Mountain Medicine Training CourseMost of the UK Expedition and Wilderness Medicine Faculty has a background in Mountain Medicine, and like many British expedition medics most of us started climbing in the Alps before moving to the bigger mountains in Nepal. Following the same theme as our other extreme environment courses, the main thrust of the mountain medicine course is to introduce medics to the practical elements of working and providing medical cover in the mountains.

The instructors aim to familiarise the team with the fundamental skills which are essential to treat and evacuate casualties in the mountains as well as covering the common conditions encountered at altitude. Where else could we run this course but in Nepal. In order to experience winter conditions in the mountains the course will be run in the beautiful amphitheatre and ridges of Annapurna with the sacred mountain of Machapuchere as a backdrop. At this time of year the snow cover is low and the team will be able to train and experience the environment without undue exposure to high altitude.

Expedition and Wilderness Medicine is now a unique provider of medical courses in extreme environments and continues to attract fantastic staff and lecturers from around the world.  It’s advisable to put your name down now for this course as we envisage it to be a popular one!  Email Luci at admin@expeditionmedicine.co.uk

‘The faculty in Nepal will be very exciting and experienced. Can’t divulge any names yet but no one will be disappointed’. 

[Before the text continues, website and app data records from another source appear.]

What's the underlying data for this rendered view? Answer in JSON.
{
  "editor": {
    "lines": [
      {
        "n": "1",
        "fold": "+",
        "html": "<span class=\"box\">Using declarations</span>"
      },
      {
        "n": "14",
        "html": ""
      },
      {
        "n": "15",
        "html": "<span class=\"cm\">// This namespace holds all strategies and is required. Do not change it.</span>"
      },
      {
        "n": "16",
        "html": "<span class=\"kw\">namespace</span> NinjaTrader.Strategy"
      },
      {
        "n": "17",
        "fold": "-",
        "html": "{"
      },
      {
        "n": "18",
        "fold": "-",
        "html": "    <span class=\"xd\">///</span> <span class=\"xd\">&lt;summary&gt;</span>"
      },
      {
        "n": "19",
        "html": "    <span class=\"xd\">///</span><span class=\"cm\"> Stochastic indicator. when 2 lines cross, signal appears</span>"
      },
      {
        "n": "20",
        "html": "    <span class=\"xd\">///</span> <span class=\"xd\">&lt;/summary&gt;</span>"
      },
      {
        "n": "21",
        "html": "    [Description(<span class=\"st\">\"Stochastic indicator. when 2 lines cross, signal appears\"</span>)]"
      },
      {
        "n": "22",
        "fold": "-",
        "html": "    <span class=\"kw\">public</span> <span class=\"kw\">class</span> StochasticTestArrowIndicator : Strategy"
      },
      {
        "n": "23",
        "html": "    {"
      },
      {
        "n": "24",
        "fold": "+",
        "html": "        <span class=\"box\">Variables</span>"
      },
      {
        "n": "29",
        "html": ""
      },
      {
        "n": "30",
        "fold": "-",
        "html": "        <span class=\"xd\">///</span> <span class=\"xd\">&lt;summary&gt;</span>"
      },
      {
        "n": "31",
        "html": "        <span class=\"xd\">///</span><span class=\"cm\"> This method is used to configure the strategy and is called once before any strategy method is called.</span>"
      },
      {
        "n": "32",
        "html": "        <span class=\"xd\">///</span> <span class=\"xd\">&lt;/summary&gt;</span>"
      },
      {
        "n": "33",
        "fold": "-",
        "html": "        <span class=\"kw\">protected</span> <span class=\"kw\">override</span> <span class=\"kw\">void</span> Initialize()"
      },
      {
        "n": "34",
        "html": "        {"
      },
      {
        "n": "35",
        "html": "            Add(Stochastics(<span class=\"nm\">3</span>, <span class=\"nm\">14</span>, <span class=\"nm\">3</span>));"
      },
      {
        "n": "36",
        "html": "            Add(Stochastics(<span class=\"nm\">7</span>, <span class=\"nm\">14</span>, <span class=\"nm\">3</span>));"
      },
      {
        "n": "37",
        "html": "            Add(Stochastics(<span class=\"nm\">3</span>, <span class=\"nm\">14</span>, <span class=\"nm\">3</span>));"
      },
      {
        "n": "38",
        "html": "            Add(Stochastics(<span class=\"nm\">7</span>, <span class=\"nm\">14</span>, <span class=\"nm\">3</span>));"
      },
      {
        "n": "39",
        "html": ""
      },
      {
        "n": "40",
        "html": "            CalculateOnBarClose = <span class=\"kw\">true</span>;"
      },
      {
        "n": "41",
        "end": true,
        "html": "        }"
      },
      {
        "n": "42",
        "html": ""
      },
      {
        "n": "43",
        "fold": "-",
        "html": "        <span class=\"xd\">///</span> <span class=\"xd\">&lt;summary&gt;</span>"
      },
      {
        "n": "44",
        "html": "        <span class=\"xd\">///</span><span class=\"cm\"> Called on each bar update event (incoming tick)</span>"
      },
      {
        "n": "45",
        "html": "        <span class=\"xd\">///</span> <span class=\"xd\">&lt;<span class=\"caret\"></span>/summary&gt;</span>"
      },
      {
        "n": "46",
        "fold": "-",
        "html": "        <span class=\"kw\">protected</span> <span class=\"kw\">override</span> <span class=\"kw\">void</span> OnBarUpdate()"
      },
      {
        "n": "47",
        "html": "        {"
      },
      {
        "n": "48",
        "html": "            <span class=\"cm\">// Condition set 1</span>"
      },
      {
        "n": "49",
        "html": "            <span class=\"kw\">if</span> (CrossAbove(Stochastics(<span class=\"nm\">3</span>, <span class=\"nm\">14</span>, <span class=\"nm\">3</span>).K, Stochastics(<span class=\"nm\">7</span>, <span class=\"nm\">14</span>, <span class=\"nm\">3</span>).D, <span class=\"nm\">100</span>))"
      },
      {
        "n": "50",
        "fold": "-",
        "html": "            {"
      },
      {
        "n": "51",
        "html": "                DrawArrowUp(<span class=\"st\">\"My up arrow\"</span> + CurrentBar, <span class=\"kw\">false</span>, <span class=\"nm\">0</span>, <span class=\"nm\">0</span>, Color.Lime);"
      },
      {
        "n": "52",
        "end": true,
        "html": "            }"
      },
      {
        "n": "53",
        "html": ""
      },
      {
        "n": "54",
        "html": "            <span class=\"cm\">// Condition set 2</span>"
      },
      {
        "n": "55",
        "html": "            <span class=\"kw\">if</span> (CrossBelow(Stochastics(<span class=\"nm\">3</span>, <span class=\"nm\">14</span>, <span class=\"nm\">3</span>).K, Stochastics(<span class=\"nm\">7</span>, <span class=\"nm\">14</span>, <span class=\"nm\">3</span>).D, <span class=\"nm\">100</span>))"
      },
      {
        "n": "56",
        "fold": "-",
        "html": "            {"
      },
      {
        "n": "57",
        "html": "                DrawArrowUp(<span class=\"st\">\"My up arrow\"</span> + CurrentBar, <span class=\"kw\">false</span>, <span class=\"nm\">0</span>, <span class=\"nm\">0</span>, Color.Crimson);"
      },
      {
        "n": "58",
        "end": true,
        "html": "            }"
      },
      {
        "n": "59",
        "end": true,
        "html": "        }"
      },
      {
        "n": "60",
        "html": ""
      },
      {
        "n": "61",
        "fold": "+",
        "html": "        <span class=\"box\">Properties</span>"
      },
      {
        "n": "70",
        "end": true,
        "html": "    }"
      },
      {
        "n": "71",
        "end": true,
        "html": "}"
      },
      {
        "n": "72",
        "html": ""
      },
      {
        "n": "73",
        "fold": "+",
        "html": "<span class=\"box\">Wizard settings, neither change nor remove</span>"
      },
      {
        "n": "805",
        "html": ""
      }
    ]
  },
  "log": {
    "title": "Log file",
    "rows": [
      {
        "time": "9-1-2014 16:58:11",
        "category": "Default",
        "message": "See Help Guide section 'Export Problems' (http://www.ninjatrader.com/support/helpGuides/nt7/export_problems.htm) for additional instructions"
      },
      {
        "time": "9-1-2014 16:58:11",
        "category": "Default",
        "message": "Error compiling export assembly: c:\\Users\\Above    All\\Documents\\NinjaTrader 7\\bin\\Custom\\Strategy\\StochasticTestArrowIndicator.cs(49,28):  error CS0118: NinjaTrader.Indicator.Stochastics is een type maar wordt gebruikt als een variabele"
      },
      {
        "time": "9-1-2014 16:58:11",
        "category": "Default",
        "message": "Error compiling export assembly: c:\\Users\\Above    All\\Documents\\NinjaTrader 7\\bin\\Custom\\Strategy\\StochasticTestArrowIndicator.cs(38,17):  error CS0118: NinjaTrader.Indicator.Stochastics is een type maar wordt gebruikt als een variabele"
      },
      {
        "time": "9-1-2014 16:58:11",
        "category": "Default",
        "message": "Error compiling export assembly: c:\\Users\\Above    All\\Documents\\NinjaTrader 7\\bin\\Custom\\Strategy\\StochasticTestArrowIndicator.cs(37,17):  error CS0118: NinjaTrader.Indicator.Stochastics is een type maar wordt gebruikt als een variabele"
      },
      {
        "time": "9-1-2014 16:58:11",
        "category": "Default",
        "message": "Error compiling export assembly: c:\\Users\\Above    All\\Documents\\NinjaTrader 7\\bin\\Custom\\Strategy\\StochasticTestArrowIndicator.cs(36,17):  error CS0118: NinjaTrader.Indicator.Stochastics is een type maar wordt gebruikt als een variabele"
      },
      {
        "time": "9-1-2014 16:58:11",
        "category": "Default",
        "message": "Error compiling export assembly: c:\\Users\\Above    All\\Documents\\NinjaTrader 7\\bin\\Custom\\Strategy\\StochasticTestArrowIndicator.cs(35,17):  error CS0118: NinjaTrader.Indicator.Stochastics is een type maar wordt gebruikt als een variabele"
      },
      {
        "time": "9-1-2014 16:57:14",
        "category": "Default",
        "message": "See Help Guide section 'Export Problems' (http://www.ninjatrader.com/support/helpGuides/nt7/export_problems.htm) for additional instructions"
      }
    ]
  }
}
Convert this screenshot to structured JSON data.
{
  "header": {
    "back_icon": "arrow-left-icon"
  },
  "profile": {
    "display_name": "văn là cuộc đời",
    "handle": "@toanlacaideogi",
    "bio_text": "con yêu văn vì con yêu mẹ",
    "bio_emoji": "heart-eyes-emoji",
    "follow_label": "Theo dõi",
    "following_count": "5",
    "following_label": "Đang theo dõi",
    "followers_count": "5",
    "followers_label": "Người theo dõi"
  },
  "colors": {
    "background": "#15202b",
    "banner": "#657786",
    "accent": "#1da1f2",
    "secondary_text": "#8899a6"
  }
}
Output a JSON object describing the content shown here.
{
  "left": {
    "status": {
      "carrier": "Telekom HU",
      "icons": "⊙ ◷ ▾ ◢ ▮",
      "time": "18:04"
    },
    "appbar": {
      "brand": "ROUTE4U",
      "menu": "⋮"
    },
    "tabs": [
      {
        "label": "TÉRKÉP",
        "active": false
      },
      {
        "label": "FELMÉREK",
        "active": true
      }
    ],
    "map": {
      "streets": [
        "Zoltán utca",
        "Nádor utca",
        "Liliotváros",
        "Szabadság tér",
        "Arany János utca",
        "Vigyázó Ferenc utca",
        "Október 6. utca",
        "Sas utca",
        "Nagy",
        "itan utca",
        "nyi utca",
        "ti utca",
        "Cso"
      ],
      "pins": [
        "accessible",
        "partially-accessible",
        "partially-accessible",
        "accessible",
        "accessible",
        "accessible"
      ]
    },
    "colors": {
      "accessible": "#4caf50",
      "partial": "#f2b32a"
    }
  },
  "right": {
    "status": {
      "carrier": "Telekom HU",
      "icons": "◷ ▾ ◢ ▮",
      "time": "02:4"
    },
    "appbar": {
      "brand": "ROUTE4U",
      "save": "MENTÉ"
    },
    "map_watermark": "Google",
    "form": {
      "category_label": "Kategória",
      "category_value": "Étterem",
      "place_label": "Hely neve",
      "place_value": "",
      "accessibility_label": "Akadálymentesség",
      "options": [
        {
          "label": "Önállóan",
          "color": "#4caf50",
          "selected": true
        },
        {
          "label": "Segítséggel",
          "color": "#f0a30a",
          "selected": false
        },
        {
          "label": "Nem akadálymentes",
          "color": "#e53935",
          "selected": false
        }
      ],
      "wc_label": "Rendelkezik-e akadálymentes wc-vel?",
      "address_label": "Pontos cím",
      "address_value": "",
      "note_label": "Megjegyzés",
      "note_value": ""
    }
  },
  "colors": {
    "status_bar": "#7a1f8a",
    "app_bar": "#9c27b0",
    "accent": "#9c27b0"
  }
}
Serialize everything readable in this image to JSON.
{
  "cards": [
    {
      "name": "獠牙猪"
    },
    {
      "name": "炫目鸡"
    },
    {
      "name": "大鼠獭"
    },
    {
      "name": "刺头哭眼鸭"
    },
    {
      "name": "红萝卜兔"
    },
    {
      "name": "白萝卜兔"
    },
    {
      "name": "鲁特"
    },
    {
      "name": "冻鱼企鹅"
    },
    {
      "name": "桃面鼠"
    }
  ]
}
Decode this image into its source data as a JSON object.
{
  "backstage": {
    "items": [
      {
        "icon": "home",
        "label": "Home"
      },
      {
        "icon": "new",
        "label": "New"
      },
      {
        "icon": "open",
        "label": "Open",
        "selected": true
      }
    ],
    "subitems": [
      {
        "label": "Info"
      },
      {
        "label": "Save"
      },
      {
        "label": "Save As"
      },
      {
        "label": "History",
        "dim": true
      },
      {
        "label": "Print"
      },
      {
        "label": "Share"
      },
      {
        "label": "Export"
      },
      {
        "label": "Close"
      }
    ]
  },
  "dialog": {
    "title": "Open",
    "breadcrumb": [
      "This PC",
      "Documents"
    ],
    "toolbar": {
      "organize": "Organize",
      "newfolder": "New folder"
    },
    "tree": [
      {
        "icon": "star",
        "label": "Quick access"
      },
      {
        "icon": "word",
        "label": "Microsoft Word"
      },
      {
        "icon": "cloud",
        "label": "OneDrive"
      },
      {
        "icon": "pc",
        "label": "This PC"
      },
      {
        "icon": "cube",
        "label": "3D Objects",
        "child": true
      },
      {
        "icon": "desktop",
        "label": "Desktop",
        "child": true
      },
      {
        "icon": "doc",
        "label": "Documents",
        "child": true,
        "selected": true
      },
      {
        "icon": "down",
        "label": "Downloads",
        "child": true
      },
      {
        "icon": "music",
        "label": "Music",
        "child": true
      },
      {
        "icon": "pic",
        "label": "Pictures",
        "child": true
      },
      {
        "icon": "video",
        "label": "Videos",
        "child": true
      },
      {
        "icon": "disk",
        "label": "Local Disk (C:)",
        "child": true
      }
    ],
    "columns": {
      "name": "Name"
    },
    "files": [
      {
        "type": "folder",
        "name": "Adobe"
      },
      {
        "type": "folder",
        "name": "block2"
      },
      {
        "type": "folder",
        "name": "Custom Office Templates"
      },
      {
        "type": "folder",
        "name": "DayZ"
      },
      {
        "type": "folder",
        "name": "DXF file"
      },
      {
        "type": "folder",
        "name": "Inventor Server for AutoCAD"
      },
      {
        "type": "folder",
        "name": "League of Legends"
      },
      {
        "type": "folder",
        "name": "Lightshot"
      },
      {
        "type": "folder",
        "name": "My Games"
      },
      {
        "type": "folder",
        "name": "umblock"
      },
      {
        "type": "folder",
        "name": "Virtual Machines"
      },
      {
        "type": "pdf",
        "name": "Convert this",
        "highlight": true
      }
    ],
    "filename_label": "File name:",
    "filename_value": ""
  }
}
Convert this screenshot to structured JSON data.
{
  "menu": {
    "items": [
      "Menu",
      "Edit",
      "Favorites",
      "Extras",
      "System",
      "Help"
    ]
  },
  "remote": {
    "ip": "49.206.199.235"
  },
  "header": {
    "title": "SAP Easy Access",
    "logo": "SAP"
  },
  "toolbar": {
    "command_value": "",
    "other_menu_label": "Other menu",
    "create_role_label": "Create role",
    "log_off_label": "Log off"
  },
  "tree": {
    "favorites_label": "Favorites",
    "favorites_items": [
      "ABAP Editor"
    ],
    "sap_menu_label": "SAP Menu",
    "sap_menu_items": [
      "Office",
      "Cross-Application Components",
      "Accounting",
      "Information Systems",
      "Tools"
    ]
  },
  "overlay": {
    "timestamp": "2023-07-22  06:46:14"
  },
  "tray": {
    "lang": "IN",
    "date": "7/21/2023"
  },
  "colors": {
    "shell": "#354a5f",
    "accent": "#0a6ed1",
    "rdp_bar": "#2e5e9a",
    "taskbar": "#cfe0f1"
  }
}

Luanne Freer joins the Expedition Medicine team.

We where privileged at EML to have the Everest Base Camp MD Luanne Freer join our lecture team for the Lake District Expedition Medicine courses during her recent visit to the UK

She has a great website for those of you interested in altitude medicine and the video below illustrates the difficulties of operating at this height

Visit her Everest MD website here

The BBC trailor for the documentary about her.

Mountain Medicine course in Nepal.